allusion ANDREW LANG autumn Aylmer's Field beautiful bees bird blackbird bloom blossom blue bobolink botanical botanist breast breeze buds buttercup carpels CHAPTER charm chestnut close clouds colour creature cuckoo describing dragon-fly dwell earth epithet familiar favourite feel felicitous flower fresh garden gentian Geraint Geraint and Enid grass green happy heart Illustrations knowledge leaf leaves lesser celandine light Locksley Hall LONGMANS Lowell Lowell's MACAULAY'S MATTHEW ARNOLD Maud millstone grit Nature nest never o'er observation oriole passage picture plant poem poet poet's poetic poetry primrose Princess purple quivering quoted R. A. PROCTOR R. L. STEVENSON reader redbreast references RIDER HAGGARD robin rook scientific fact seen shade shining simile sing song spring stock-dove stream summer swallow sweet Tennyson thee things thou thought thrush tions tree verse voice vols WARREN HASTINGS Willows wind wings wood Wordsworth Wordsworthian
第 46 頁 - THERE rolls the deep where grew the tree. O earth, what changes hast thou seen ! There where the long street roars, hath been The stillness of the central sea. The hills are shadows, and they flow From form to form, and nothing stands ; They melt like mist, the solid lands, Like clouds they shape themselves and go.
第 82 頁 - THERE was a Boy; ye knew him well, ye cliffs And islands of Winander! — many a time, At evening, when the earliest stars began To move along the edges of the hills, Rising or setting, would he stand alone, Beneath the trees, or by the glimmering lake; And there, with fingers interwoven, both hands Pressed closely palm to palm and to his mouth Uplifted, he, as through an instrument, Blew mimic hootings to the silent owls, That they might answer him.

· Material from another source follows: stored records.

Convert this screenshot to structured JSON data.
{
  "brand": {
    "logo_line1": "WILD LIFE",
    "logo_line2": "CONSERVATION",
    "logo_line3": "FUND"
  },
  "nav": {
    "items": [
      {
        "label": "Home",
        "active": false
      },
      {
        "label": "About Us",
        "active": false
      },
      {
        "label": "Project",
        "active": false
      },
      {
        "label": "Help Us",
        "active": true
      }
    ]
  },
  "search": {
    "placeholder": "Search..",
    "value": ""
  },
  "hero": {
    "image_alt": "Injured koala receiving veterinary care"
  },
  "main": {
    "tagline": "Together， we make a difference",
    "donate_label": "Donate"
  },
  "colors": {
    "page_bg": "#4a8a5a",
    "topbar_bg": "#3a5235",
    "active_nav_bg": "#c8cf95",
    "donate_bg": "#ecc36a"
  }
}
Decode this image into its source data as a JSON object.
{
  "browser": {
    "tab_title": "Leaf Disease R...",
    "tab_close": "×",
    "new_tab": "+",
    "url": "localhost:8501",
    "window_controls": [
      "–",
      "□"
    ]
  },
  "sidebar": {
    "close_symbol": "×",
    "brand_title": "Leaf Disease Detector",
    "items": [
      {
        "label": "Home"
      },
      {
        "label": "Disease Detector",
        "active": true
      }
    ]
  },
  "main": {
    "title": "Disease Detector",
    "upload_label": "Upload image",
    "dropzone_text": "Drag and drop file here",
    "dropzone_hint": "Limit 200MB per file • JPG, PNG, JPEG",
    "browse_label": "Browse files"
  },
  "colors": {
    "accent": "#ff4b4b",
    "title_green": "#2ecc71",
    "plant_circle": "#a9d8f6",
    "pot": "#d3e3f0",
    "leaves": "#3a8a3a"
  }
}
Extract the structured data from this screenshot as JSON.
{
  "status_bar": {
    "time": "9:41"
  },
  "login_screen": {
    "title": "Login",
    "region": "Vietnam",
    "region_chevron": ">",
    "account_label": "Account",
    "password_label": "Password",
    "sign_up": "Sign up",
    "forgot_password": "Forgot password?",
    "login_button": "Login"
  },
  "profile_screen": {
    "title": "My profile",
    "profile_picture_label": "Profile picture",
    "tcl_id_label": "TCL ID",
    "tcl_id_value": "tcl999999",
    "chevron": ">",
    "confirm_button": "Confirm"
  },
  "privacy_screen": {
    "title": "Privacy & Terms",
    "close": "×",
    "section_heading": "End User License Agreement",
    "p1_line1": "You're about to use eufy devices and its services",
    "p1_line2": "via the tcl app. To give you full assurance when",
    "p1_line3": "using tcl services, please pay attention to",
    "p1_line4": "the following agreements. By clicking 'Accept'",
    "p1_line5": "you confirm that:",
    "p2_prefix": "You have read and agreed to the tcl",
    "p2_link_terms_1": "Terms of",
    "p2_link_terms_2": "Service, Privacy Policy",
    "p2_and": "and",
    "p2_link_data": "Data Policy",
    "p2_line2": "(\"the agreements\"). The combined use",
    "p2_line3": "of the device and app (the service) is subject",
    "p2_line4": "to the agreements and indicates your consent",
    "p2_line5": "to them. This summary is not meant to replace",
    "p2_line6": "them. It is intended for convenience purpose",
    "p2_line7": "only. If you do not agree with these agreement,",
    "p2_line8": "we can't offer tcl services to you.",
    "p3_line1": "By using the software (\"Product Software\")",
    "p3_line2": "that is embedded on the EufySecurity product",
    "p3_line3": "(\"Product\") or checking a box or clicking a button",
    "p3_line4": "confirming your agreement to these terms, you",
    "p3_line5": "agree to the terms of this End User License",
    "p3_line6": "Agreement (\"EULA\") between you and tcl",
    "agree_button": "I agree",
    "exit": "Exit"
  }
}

第 70 頁 - Leave to the nightingale her shady wood ; A privacy of glorious light is thine; Whence thou dost pour upon the world a flood Of harmony, with instinct more divine; Type of the wise who soar, but never roam; True to the kindred points of Heaven and Home...
第 6 頁 - Why lingereth she to clothe her heart with love, delaying as the tender ash delays to clothe herself, when all the woods are green!
第 58 頁 - The stars of midnight shall be dear To her; and she shall lean her ear In many a secret place Where rivulets dance their wayward round, And beauty born of murmuring sound Shall pass into her face.
第 65 頁 - The moment was important in my poetical history ; for I date from it my consciousness of the infinite variety of natural appearances which had been unnoticed by the poets of any age or country, so far as I was acquainted with them ; and I made a resolution to supply, in some degree, the deficiency.
第 70 頁 - ETHEREAL minstrel ! pilgrim of the sky ! Dost thou despise the earth where cares abound ? Or, while the wings aspire, are heart and eye Both with thy nest upon the dewy ground? Thy nest which thou canst drop into at will, Those quivering wings composed, that music still ! To the last point of vision, and beyond, Mount, daring warbler!
第 72 頁 - Cuckoo ! shall I call thee Bird, Or but a wandering Voice ? While I am lying on the grass Thy twofold shout I hear, From hill to hill it seems to pass, At once far off, and near. Though babbling only to the Vale, Of sunshine and of flowers, Thou bringest unto me a tale Of visionary hours. Thrice welcome, darling of the Spring ! Even yet thou art to me No bird, but an invisible thing, A voice, a mystery...